For this exercise, copy each line of the records that contains the word "mkdir".

(Supplied material)

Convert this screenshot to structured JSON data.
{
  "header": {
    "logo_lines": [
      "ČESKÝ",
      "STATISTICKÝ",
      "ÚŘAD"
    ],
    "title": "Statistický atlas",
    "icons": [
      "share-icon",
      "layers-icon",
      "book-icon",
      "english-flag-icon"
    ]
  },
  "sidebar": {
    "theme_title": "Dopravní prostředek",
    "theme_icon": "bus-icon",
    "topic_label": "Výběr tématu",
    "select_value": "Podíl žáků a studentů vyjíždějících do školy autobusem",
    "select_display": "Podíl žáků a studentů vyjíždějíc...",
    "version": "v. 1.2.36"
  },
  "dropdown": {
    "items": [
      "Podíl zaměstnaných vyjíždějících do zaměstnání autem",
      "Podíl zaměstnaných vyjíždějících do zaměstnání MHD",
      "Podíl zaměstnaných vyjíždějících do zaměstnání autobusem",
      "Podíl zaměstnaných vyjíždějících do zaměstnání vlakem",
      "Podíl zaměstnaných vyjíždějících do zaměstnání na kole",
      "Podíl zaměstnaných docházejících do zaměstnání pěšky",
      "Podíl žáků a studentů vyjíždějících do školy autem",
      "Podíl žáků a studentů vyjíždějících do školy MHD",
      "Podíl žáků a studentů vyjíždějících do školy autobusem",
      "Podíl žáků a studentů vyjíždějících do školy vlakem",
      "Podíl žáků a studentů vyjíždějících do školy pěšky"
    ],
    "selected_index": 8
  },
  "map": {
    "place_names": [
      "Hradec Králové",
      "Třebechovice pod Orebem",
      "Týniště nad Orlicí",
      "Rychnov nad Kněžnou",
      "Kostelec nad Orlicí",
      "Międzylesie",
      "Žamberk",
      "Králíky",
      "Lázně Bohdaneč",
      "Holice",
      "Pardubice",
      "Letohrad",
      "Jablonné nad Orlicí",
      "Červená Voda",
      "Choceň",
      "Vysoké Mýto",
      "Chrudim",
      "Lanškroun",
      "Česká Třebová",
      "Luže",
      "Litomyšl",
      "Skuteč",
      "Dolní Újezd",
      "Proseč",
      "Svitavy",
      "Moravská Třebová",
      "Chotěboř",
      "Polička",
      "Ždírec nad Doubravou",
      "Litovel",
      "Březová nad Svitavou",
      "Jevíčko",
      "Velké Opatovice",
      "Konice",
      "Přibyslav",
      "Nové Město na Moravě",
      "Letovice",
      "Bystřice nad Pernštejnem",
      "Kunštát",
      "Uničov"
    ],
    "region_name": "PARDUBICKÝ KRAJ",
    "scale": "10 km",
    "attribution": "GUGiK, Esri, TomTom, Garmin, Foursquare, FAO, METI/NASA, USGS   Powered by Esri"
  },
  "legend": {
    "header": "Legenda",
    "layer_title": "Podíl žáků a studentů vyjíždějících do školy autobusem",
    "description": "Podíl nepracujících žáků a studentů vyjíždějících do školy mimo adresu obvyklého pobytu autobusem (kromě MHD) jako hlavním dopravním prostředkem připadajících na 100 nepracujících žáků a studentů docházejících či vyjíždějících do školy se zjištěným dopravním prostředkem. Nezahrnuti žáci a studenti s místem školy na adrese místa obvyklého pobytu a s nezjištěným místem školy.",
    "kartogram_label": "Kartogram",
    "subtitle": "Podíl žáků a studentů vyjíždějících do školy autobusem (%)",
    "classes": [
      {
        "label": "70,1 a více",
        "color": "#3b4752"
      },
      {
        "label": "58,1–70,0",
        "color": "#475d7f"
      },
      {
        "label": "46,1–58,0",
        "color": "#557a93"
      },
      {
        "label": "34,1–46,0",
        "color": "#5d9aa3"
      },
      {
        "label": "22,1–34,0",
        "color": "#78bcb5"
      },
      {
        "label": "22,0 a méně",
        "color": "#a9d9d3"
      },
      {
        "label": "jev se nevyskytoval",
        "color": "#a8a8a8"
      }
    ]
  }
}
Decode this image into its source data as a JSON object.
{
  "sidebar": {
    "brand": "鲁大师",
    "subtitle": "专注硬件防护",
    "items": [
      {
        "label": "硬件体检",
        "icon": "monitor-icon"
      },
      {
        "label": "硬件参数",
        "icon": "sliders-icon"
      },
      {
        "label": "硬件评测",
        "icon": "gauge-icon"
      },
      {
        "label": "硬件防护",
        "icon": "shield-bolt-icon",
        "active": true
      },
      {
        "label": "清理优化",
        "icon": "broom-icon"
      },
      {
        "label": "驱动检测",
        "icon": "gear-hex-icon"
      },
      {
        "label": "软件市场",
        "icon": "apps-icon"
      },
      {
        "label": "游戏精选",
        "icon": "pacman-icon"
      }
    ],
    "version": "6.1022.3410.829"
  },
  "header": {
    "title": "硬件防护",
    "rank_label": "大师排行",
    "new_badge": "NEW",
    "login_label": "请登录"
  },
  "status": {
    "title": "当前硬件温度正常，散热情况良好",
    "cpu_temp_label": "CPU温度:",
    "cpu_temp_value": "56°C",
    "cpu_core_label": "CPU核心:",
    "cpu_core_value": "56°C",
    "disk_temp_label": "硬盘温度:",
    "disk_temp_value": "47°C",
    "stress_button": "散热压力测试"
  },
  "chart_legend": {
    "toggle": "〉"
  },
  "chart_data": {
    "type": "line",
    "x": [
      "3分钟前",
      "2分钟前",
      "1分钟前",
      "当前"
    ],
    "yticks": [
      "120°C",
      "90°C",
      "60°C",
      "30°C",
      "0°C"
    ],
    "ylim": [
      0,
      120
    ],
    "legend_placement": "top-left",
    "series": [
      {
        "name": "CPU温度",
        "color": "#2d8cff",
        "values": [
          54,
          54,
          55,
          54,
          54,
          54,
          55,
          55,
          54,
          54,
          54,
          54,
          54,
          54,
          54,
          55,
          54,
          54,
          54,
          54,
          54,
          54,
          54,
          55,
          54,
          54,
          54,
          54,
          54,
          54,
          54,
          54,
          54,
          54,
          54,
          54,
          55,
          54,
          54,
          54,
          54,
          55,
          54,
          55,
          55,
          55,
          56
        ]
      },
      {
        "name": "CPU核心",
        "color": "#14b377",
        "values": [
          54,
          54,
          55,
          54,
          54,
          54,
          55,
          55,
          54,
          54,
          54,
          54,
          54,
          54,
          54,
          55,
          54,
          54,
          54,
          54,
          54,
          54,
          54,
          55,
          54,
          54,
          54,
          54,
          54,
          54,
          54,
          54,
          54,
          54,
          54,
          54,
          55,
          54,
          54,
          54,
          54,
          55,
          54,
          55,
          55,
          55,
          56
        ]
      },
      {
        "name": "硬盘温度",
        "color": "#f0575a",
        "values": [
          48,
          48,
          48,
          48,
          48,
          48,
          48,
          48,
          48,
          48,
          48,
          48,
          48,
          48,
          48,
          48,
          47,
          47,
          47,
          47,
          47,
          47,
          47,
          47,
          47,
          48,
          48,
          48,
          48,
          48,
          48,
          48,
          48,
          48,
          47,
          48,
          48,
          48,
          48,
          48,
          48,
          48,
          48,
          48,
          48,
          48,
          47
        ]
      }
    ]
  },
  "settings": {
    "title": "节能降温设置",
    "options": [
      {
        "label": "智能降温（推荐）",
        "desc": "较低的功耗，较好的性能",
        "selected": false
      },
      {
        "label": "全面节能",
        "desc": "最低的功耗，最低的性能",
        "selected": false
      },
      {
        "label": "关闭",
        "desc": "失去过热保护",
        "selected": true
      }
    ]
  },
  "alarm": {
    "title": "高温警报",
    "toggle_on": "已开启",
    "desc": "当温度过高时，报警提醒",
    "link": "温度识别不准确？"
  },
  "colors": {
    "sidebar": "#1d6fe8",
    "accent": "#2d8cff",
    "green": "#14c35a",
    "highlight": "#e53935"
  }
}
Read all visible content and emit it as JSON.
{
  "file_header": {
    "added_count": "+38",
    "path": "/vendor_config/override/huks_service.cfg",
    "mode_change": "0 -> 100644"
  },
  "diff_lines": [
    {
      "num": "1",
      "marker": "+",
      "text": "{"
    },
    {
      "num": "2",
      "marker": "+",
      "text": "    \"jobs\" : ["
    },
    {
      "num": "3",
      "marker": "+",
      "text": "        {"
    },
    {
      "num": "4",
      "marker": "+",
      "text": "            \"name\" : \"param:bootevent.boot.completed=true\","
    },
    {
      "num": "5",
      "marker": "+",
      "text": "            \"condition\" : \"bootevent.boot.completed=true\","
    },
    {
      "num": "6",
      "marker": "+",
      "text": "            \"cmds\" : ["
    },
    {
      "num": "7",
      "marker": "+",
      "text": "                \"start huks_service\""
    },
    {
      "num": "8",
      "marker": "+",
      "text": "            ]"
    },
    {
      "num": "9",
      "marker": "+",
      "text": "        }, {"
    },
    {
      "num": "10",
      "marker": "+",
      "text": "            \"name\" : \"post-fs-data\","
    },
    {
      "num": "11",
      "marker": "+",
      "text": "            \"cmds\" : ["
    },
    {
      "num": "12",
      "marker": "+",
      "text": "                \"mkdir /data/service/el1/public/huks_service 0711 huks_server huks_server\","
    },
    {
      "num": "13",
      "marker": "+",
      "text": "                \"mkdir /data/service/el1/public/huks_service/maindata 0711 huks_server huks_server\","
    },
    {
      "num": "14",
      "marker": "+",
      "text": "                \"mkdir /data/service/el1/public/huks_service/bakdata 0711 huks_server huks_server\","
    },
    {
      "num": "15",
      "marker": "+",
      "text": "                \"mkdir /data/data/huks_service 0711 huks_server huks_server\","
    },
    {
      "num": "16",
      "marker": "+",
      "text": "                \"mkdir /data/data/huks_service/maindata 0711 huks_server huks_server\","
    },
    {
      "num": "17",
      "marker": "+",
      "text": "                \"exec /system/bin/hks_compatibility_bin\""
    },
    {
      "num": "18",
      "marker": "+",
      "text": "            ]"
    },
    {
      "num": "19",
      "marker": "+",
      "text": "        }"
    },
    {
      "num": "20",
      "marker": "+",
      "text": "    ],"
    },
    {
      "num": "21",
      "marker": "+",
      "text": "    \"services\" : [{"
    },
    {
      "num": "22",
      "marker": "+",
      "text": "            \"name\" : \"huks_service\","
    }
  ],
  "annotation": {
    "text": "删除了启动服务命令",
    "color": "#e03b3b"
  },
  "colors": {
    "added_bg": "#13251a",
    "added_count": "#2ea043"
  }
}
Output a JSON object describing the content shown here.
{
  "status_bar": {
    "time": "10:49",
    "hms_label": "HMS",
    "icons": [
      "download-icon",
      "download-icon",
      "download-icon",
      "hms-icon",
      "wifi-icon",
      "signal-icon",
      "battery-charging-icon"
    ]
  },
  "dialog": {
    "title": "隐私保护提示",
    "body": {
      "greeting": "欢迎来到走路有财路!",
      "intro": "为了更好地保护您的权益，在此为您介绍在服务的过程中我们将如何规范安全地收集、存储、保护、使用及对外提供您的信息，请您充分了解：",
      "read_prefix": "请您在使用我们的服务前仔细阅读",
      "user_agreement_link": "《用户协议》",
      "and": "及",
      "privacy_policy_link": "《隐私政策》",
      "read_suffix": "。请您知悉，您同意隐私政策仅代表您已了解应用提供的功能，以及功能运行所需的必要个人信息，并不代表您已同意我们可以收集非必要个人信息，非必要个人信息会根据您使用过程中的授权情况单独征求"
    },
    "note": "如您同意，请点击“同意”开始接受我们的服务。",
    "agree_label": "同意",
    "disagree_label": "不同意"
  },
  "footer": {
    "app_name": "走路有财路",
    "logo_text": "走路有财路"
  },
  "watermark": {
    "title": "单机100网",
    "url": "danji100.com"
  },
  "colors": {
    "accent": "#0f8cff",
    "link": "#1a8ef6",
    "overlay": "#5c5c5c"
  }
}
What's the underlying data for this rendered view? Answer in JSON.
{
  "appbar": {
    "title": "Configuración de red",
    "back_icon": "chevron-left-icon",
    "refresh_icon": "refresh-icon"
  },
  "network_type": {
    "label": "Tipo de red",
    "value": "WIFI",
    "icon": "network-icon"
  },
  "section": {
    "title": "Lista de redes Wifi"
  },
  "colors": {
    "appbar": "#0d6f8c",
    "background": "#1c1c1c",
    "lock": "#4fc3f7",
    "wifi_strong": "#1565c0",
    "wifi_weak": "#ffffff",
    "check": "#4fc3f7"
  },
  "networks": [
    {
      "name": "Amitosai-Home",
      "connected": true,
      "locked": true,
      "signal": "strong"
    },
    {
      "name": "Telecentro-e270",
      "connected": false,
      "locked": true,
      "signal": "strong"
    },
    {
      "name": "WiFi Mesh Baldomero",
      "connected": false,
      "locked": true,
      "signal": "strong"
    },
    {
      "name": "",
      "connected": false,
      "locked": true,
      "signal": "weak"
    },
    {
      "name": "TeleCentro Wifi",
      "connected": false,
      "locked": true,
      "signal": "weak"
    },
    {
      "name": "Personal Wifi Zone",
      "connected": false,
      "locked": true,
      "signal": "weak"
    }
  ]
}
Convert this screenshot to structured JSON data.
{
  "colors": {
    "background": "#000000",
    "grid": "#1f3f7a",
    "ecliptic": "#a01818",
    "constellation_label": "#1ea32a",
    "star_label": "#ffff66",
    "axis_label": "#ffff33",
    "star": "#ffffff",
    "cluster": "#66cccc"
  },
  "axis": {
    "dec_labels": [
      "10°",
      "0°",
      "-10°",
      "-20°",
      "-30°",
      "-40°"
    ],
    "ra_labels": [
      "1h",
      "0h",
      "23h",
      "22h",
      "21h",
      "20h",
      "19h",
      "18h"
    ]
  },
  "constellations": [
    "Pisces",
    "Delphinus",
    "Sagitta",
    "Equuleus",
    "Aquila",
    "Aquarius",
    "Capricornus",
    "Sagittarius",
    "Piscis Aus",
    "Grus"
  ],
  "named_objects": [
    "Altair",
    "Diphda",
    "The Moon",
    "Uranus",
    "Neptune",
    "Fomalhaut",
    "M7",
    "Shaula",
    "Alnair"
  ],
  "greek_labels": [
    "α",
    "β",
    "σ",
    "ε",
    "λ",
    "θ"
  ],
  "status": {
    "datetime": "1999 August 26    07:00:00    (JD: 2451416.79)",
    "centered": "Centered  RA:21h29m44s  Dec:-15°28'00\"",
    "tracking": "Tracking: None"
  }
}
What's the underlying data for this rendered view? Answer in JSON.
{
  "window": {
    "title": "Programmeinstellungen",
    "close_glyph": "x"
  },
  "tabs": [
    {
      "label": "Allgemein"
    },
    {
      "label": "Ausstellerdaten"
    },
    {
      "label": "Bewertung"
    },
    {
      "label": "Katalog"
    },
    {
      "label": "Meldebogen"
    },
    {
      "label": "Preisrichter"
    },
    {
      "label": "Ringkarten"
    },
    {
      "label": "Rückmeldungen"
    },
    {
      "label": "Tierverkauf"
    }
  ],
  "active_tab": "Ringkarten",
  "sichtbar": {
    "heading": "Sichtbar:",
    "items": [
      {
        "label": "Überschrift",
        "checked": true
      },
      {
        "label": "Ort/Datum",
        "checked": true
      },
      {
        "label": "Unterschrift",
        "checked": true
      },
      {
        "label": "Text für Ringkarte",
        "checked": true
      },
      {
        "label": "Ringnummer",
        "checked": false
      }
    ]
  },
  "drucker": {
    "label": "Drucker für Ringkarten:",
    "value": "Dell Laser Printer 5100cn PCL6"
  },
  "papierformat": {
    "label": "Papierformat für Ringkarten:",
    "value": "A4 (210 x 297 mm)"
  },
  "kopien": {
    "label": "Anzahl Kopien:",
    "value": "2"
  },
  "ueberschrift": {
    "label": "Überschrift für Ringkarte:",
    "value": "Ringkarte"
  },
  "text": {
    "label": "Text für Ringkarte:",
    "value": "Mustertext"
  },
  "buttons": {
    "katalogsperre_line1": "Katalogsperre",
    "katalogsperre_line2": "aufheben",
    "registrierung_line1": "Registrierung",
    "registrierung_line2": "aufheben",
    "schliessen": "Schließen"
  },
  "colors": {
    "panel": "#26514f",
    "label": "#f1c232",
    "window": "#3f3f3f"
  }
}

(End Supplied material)

— Exercise answer —
      "text": "                \"mkdir /data/service/el1/public/huks_service 0711 huks_server huks_server\","
      "text": "                \"mkdir /data/service/el1/public/huks_service/maindata 0711 huks_server huks_server\","
      "text": "                \"mkdir /data/service/el1/public/huks_service/bakdata 0711 huks_server huks_server\","
      "text": "                \"mkdir /data/data/huks_service 0711 huks_server huks_server\","
      "text": "                \"mkdir /data/data/huks_service/maindata 0711 huks_server huks_server\","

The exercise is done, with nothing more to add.